Friday, August 6, 2010  8:00 pm

Wilkins Hall, Room 143
Kean University, Union, NJ

1. Pas de nom                                                                     Aoma Caldwell
Kelsey Mulgrew, viola; Terrence Thornhill, violoncello

2. Shifting Down                                                                      Evan Pittson
Evan Pittson, viola

3. In My Dreams                                                                    Kara Delonas
Lisa Miller, violin; Neil Aaronson, viola;
Terrence Thornhill, violoncello

4. Spinning                                                                        Kelsey Mulgrew
Lisa Miller, violin; Neil Aaronson, viola

5. Caged B (a melodrama)                                                            Sheli Frank
    1. Freedom Bound
    2. Bound to Return
    3. Return Free
Lisa Miller, violin 1; Neil Aaronson, violin 2
Terrence Thornhill, speaker

6.  Duo in F minor                                                                  Matthew Holt
Neil Aaronson, violin; Terrence Thornhill, violoncello

7. Summer Gu Zheng Memory                                           Aoma Caldwell
Lisa Miller,  violin; Neil Aaronson, viola;
Terrence Thornhill, violoncello


Paul Mack Somers, instructor/coach


The Italian Christmas Concerti by Ed Black, ASTA/NJ Historian

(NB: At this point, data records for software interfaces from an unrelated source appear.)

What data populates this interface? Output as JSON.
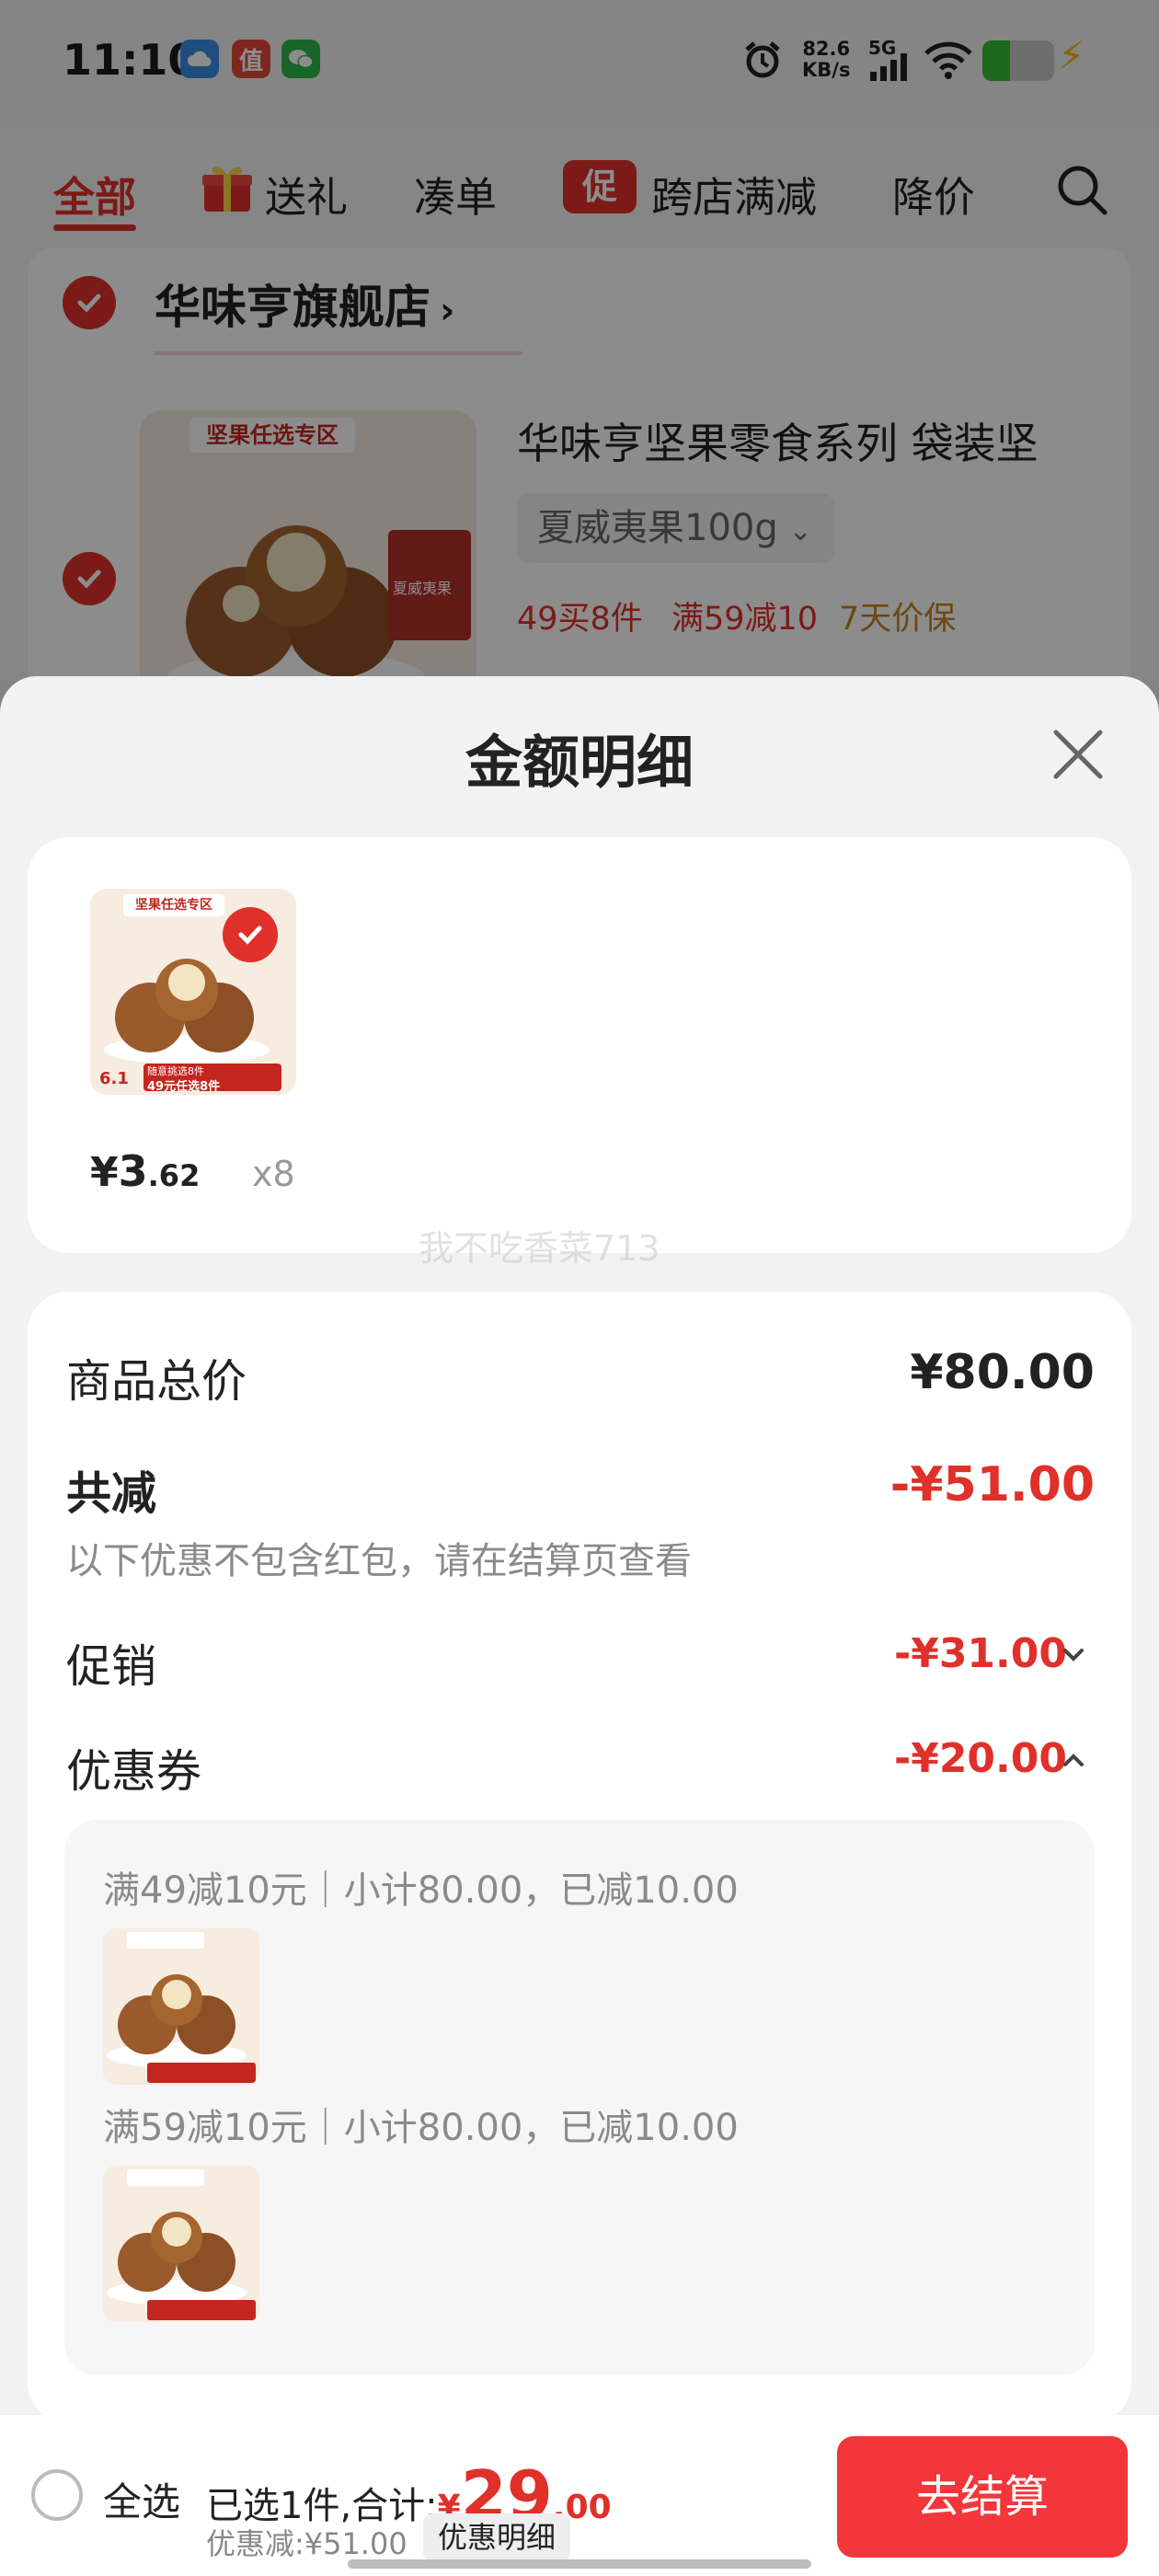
{
  "status_bar": {
    "time": "11:10",
    "net_speed": "82.6",
    "net_unit": "KB/s",
    "network": "5G",
    "bolt": "⚡",
    "apps": [
      "cloud-icon",
      "zhi-icon",
      "wechat-icon"
    ],
    "zhi_char": "值"
  },
  "nav_tabs": [
    {
      "label": "全部",
      "active": true
    },
    {
      "label": "送礼",
      "icon": "gift-icon"
    },
    {
      "label": "凑单"
    },
    {
      "label": "跨店满减",
      "badge": "促"
    },
    {
      "label": "降价"
    }
  ],
  "store": {
    "name": "华味亨旗舰店",
    "chevron": "›"
  },
  "product": {
    "title": "华味亨坚果零食系列 袋装坚",
    "variant": "夏威夷果100g",
    "variant_chevron": "⌄",
    "tags": [
      "49买8件",
      "满59减10",
      "7天价保"
    ],
    "banner": "坚果任选专区",
    "label_on_bag": "夏威夷果"
  },
  "sheet": {
    "title": "金额明细",
    "item": {
      "price_symbol": "¥",
      "price_int": "3",
      "price_dec": ".62",
      "qty": "x8",
      "img_date": "6.1",
      "img_line1": "随意挑选8件",
      "img_line2": "49元任选8件",
      "img_banner": "坚果任选专区"
    },
    "watermark": "我不吃香菜713",
    "total_label": "商品总价",
    "total_value": "¥80.00",
    "reduce_label": "共减",
    "reduce_value": "-¥51.00",
    "reduce_note": "以下优惠不包含红包，请在结算页查看",
    "promo_label": "促销",
    "promo_value": "-¥31.00",
    "coupon_label": "优惠券",
    "coupon_value": "-¥20.00",
    "coupons": [
      {
        "text": "满49减10元｜小计80.00，已减10.00"
      },
      {
        "text": "满59减10元｜小计80.00，已减10.00"
      }
    ]
  },
  "bottom": {
    "select_all": "全选",
    "selected_text": "已选1件,合计:",
    "currency": "¥",
    "total_int": "29",
    "total_dec": ".00",
    "discount_text": "优惠减:¥51.00",
    "detail_button": "优惠明细",
    "checkout": "去结算"
  },
  "colors": {
    "accent": "#e0302a",
    "gold": "#c8811a",
    "gray_text": "#8a8a8a"
  }
}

Many of us are familiar with the Corelli “Christmas Concerto.” However, there is a “Bolognese School of Composition” that produced Giuseppe Torelli, Francesco Manfredini, and Pietro Locatelli as well. (The music, not the cheese.) These Concerti Grossi are beautiful gems that should be heard more often. All are published. When I taught in Belleville we did a different one on each Christmas (or winter) concert. I also did one on the Lakeland Symphony concerts. Students looked forward to which one I would select for our winter concert.
Often these Concerti were performed as separate pieces and not in entirety. For High School teachers it is a great way to train students to “play out” if they have one of the solo parts. (And they will practice like crazy to get one of those solo parts!) They are all scored for Violin one and two, Viola, Cello- Bass and Continuo. The only exception is the Locatelli which has two Viola parts. The concertino has Violin one and two, and a solo Cello part.  Three  have specific sections labeled “Pastorale” referring to the shepherds in the Nativity.
Recordings of these exist by I Musici, and I Solisti Italiani.  
Ed Black ASTA Historian